The contrast between reality (the day-to-day; work, living accommodations, friends, family, Hamilton) and the dream-world of reality TV ($$$, hot babes, hockey stars and more $$$) are so wonderfully contrasted and eventually tangled that you become enthralled in the story and really feel for Geri and think; “What will she to choose?  What would I choose?”

And let’s be honest, anything that has to do with Reality TV that actually makes you think and feel is an amazing accomplishment on its own!  Read this book and feel something!

Pilot Inspektor

My old friend

Last week was Reading Week.  While many students take the week as an opportunity to spend their parents money on cheap vacations down south, I believe I have spent every Reading Week I’ve ever had working.  This year was no exception, except that I didn’t get paid for it.  Unless you consider experience payment.  And I do.  So I did.  I guess. Get paid. What? Gah.
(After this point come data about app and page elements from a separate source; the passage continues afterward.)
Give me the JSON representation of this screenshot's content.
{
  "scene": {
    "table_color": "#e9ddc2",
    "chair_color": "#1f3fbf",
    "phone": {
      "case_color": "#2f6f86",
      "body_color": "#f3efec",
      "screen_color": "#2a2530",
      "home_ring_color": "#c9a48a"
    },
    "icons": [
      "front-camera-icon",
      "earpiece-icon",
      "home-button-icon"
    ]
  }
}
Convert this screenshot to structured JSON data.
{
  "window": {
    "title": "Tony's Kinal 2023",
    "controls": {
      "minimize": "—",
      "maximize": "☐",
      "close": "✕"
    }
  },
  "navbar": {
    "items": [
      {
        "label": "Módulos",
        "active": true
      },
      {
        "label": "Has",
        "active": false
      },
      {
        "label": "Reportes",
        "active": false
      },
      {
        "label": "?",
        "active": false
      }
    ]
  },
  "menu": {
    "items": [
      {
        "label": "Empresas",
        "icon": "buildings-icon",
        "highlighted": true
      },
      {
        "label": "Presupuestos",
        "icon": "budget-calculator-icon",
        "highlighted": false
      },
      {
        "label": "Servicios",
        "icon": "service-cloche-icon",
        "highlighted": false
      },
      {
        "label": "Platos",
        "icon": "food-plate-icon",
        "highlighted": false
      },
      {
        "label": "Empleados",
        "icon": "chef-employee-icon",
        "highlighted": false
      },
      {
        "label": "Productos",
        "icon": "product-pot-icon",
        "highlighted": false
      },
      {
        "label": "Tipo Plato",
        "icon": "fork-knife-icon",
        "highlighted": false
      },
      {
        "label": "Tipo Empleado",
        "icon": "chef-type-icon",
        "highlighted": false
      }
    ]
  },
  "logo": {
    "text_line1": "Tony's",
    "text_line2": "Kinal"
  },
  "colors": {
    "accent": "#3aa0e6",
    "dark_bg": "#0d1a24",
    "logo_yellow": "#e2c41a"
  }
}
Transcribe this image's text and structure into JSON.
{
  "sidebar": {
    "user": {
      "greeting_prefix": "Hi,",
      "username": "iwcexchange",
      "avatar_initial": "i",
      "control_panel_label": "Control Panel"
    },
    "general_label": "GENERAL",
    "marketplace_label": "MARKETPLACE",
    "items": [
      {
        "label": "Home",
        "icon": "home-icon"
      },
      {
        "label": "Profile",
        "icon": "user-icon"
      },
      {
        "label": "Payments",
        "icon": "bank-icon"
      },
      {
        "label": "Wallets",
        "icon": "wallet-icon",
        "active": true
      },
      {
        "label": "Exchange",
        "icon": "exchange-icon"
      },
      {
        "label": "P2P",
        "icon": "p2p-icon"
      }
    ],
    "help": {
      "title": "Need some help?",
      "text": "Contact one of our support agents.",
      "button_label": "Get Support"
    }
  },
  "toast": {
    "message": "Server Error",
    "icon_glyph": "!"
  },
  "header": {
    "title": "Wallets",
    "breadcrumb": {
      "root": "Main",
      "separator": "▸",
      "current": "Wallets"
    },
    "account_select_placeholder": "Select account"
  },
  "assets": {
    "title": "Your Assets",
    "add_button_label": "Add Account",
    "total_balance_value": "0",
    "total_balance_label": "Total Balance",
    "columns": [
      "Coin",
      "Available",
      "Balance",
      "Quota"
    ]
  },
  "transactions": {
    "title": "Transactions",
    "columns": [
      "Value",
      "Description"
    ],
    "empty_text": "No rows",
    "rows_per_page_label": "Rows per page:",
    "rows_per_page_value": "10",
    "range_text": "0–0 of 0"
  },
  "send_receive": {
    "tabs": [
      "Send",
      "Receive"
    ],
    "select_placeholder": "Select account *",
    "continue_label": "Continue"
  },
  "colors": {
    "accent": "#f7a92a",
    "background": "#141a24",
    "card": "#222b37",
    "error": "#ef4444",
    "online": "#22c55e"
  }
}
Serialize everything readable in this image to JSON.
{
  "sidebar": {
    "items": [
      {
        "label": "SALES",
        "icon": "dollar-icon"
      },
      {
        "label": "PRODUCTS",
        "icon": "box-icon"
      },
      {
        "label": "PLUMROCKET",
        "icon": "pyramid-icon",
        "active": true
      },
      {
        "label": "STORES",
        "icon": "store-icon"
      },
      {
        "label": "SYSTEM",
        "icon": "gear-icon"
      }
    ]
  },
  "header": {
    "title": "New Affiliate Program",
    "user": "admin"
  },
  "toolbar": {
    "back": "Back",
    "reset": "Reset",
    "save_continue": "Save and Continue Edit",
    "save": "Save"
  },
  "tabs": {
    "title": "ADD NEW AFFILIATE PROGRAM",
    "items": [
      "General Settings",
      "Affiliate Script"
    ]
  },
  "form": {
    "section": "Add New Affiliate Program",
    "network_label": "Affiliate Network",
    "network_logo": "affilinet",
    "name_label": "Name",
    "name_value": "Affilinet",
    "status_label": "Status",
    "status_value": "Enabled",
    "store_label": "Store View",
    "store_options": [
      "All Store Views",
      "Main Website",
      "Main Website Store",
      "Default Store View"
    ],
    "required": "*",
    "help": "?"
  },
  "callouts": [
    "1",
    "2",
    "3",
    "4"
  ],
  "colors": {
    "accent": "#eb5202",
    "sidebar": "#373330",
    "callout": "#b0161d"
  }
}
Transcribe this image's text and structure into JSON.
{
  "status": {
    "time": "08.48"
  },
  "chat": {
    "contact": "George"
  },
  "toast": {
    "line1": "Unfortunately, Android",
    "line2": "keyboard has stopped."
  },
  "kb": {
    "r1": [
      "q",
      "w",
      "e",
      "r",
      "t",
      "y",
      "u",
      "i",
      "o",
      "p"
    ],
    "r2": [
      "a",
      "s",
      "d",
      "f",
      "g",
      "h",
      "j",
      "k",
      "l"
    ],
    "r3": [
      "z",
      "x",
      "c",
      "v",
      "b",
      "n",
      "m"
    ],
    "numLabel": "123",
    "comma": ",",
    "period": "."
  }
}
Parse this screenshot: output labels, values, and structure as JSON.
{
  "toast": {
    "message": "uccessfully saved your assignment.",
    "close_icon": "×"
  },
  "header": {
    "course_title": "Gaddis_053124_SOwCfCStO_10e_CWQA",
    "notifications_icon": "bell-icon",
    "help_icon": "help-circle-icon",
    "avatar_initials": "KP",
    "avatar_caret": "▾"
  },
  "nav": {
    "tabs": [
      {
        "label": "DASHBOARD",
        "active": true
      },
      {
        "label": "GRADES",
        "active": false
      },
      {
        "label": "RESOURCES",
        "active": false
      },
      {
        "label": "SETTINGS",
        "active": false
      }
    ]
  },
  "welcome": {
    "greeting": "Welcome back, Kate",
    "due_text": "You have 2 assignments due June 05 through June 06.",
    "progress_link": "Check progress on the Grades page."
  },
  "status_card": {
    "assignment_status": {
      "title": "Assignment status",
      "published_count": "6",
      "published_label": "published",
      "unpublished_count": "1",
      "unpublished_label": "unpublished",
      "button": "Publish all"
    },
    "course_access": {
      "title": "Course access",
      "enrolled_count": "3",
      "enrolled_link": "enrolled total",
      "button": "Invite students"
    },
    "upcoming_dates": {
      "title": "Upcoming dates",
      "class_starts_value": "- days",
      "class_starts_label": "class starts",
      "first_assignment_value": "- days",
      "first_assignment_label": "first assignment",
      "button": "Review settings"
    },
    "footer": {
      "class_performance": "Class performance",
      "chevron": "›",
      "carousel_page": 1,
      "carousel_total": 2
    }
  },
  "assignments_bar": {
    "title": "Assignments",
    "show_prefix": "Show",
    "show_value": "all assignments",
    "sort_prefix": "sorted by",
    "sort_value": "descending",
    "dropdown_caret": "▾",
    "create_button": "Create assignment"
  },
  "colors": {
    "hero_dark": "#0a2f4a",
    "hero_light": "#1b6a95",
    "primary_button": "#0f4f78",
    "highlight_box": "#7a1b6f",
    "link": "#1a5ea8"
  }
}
What I’m trying to say is… I spent half of my reading week working/interning as a Production Assistant on a pilot for what will hopefully become a television show for the Comedy Network starring stand-up comedian Tim Steeves.

This guy.

The whole experience was really quite interesting as the only experience I’ve ever had with television, apart from watching copious amounts of it as a child and teen, was going to a taping of The Ron James Show earlier this year, and taking a tour of NBC Studios when I visited New York a few years back.  It was neat to get to see the inside of the CTV Masonic Temple, to see the place go from an empty stage and space, into the Tim Steeves project – an idea that’s gone as far as it possibly can before actually making it onto television.

They did teach us about the process of pitching television pilots at Humber, but there’s no doubt something more tangible about working on the real deal.

Over the week, my tasks included:

  • several coffee runs
  • discussing the huge importance of Twitter in our day-to-day lives
  • waiting
  • sitting
  • salivating over deli corned beef sandwiches (and pickles… oh HEAVENS, those pickles…)
  • standing-in for the host/panelists on the stage for the camera-operators (FUN!)
  • assembling IKEA chairs
  • coffee runs
  • sitting
  • waiting
  • drinking water
  • sitting
  • waiting
  • seat-filling during the taping
  • recycling stuff
  • hanging out with the Luke, Rachel & Eli.
  • escorting guests to the Green Room …

(Huzzah for Canadian talent!)

 

What an ultimately thrilling experience!  It’s funny how even sitting and waiting are made that much more exciting when you’re in a TV studio.

This little taste of DOING TV Comedy was delicious and I hunger for more.  Much much more.

Chomp chomp.